_THE PROBLEM_
Print each record that follows exactly, leaving the pictures behind.

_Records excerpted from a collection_

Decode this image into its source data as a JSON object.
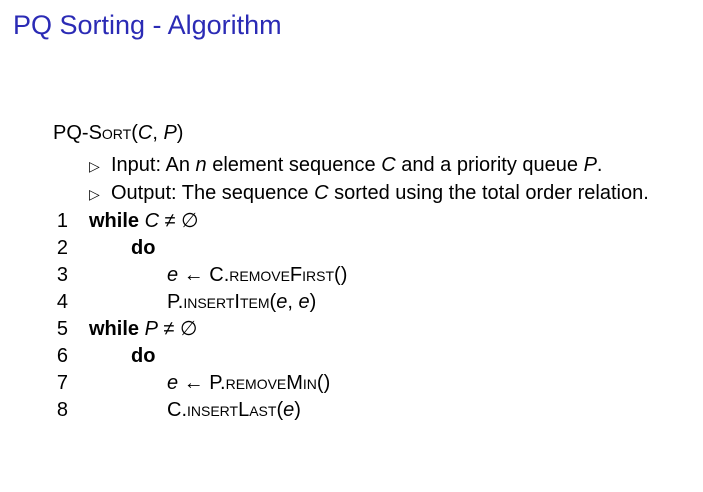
{
  "slide": {
    "title": "PQ Sorting - Algorithm",
    "title_color": "#2b2bb5"
  },
  "algorithm": {
    "name_prefix": "PQ-",
    "name_sc": "Sort",
    "param_open": "(",
    "param1": "C",
    "param_sep": ", ",
    "param2": "P",
    "param_close": ")",
    "comments": [
      {
        "marker": "▷",
        "parts": [
          "Input: An ",
          "n",
          " element sequence ",
          "C",
          " and a priority queue ",
          "P",
          "."
        ]
      },
      {
        "marker": "▷",
        "parts": [
          "Output: The sequence ",
          "C",
          " sorted using the total order relation."
        ]
      }
    ],
    "line_numbers": [
      "1",
      "2",
      "3",
      "4",
      "5",
      "6",
      "7",
      "8"
    ],
    "lines": {
      "l1": {
        "kw": "while",
        "var": "C",
        "op": " ≠ ∅"
      },
      "l2": {
        "kw": "do"
      },
      "l3": {
        "var": "e",
        "arrow": " ← ",
        "obj": "C.",
        "method": "removeFirst",
        "args": "()"
      },
      "l4": {
        "obj": "P.",
        "method": "insertItem",
        "open": "(",
        "a1": "e",
        "sep": ", ",
        "a2": "e",
        "close": ")"
      },
      "l5": {
        "kw": "while",
        "var": "P",
        "op": " ≠ ∅"
      },
      "l6": {
        "kw": "do"
      },
      "l7": {
        "var": "e",
        "arrow": " ← ",
        "obj": "P.",
        "method": "removeMin",
        "args": "()"
      },
      "l8": {
        "obj": "C.",
        "method": "insertLast",
        "open": "(",
        "a1": "e",
        "close": ")"
      }
    }
  }
}
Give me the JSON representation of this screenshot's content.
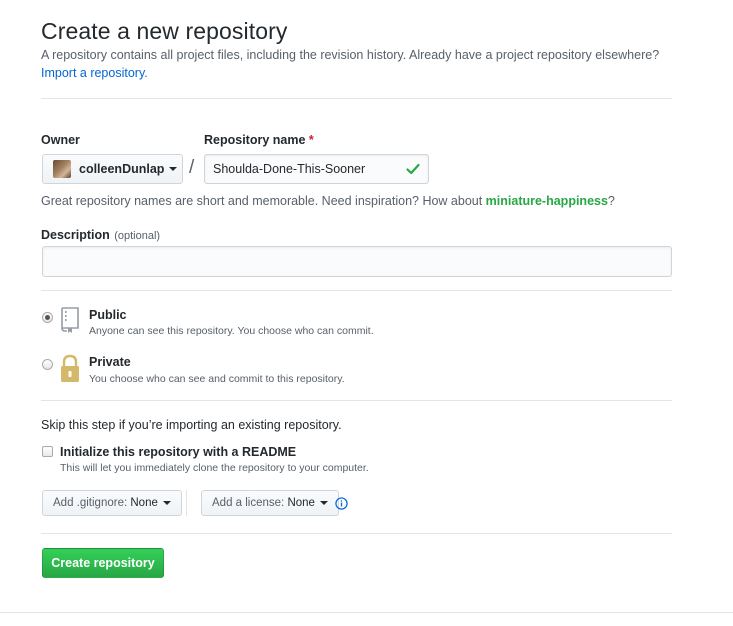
{
  "page": {
    "title": "Create a new repository",
    "subtitle": "A repository contains all project files, including the revision history. Already have a project repository elsewhere?",
    "import_link": "Import a repository",
    "import_link_suffix": "."
  },
  "owner": {
    "label": "Owner",
    "selected": "colleenDunlap"
  },
  "repo_name": {
    "label": "Repository name",
    "required_mark": "*",
    "value": "Shoulda-Done-This-Sooner",
    "valid": true
  },
  "separator": "/",
  "hint": {
    "text": "Great repository names are short and memorable. Need inspiration? How about ",
    "suggestion": "miniature-happiness",
    "suffix": "?"
  },
  "description": {
    "label": "Description",
    "optional": "(optional)",
    "value": ""
  },
  "visibility": {
    "selected": "public",
    "options": [
      {
        "id": "public",
        "title": "Public",
        "desc": "Anyone can see this repository. You choose who can commit."
      },
      {
        "id": "private",
        "title": "Private",
        "desc": "You choose who can see and commit to this repository."
      }
    ]
  },
  "init": {
    "skip_text": "Skip this step if you’re importing an existing repository.",
    "readme_label": "Initialize this repository with a README",
    "readme_desc": "This will let you immediately clone the repository to your computer.",
    "readme_checked": false
  },
  "gitignore": {
    "label": "Add .gitignore:",
    "value": "None"
  },
  "license": {
    "label": "Add a license:",
    "value": "None"
  },
  "submit_label": "Create repository",
  "colors": {
    "link": "#0366d6",
    "success_green": "#28a745",
    "required_red": "#cb2431",
    "private_lock": "#d4b96a"
  },
  "icons": {
    "check": "check-icon",
    "repo": "repo-book-icon",
    "lock": "lock-icon",
    "info": "info-icon"
  }
}
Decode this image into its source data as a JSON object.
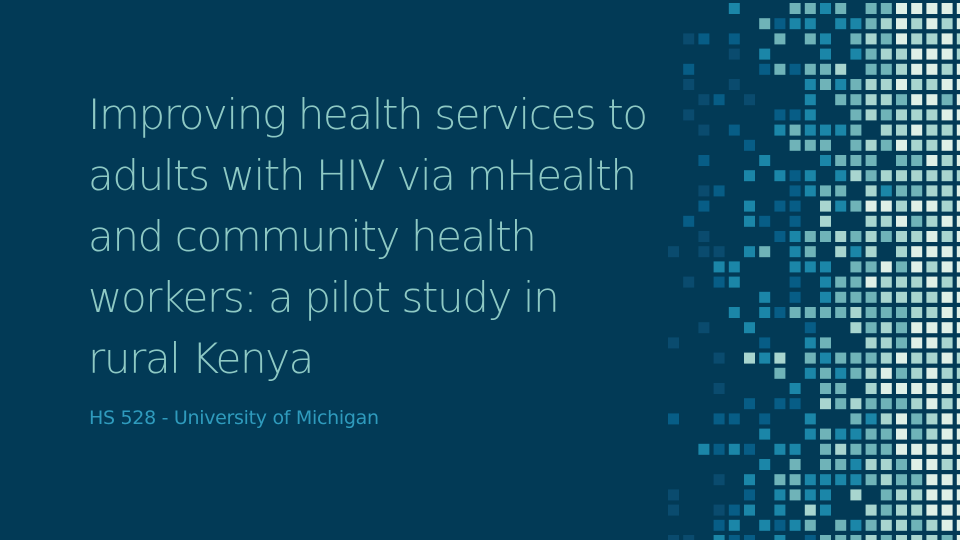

_TASK OUTPUT_
Decode this image into its source data as a JSON object.
{
  "slide": {
    "title": "PQ Sorting - Algorithm",
    "title_color": "#2b2bb5"
  },
  "algorithm": {
    "name_prefix": "PQ-",
    "name_sc": "Sort",
    "param_open": "(",
    "param1": "C",
    "param_sep": ", ",
    "param2": "P",
    "param_close": ")",
    "comments": [
      {
        "marker": "▷",
        "parts": [
          "Input: An ",
          "n",
          " element sequence ",
          "C",
          " and a priority queue ",
          "P",
          "."
        ]
      },
      {
        "marker": "▷",
        "parts": [
          "Output: The sequence ",
          "C",
          " sorted using the total order relation."
        ]
      }
    ],
    "line_numbers": [
      "1",
      "2",
      "3",
      "4",
      "5",
      "6",
      "7",
      "8"
    ],
    "lines": {
      "l1": {
        "kw": "while",
        "var": "C",
        "op": " ≠ ∅"
      },
      "l2": {
        "kw": "do"
      },
      "l3": {
        "var": "e",
        "arrow": " ← ",
        "obj": "C.",
        "method": "removeFirst",
        "args": "()"
      },
      "l4": {
        "obj": "P.",
        "method": "insertItem",
        "open": "(",
        "a1": "e",
        "sep": ", ",
        "a2": "e",
        "close": ")"
      },
      "l5": {
        "kw": "while",
        "var": "P",
        "op": " ≠ ∅"
      },
      "l6": {
        "kw": "do"
      },
      "l7": {
        "var": "e",
        "arrow": " ← ",
        "obj": "P.",
        "method": "removeMin",
        "args": "()"
      },
      "l8": {
        "obj": "C.",
        "method": "insertLast",
        "open": "(",
        "a1": "e",
        "close": ")"
      }
    }
  }
}
Give me the JSON representation of this screenshot's content.
{
  "page": {
    "title": "Create a new repository",
    "subtitle": "A repository contains all project files, including the revision history. Already have a project repository elsewhere?",
    "import_link": "Import a repository",
    "import_link_suffix": "."
  },
  "owner": {
    "label": "Owner",
    "selected": "colleenDunlap"
  },
  "repo_name": {
    "label": "Repository name",
    "required_mark": "*",
    "value": "Shoulda-Done-This-Sooner",
    "valid": true
  },
  "separator": "/",
  "hint": {
    "text": "Great repository names are short and memorable. Need inspiration? How about ",
    "suggestion": "miniature-happiness",
    "suffix": "?"
  },
  "description": {
    "label": "Description",
    "optional": "(optional)",
    "value": ""
  },
  "visibility": {
    "selected": "public",
    "options": [
      {
        "id": "public",
        "title": "Public",
        "desc": "Anyone can see this repository. You choose who can commit."
      },
      {
        "id": "private",
        "title": "Private",
        "desc": "You choose who can see and commit to this repository."
      }
    ]
  },
  "init": {
    "skip_text": "Skip this step if you’re importing an existing repository.",
    "readme_label": "Initialize this repository with a README",
    "readme_desc": "This will let you immediately clone the repository to your computer.",
    "readme_checked": false
  },
  "gitignore": {
    "label": "Add .gitignore:",
    "value": "None"
  },
  "license": {
    "label": "Add a license:",
    "value": "None"
  },
  "submit_label": "Create repository",
  "colors": {
    "link": "#0366d6",
    "success_green": "#28a745",
    "required_red": "#cb2431",
    "private_lock": "#d4b96a"
  },
  "icons": {
    "check": "check-icon",
    "repo": "repo-book-icon",
    "lock": "lock-icon",
    "info": "info-icon"
  }
}
Decode this image into its source data as a JSON object.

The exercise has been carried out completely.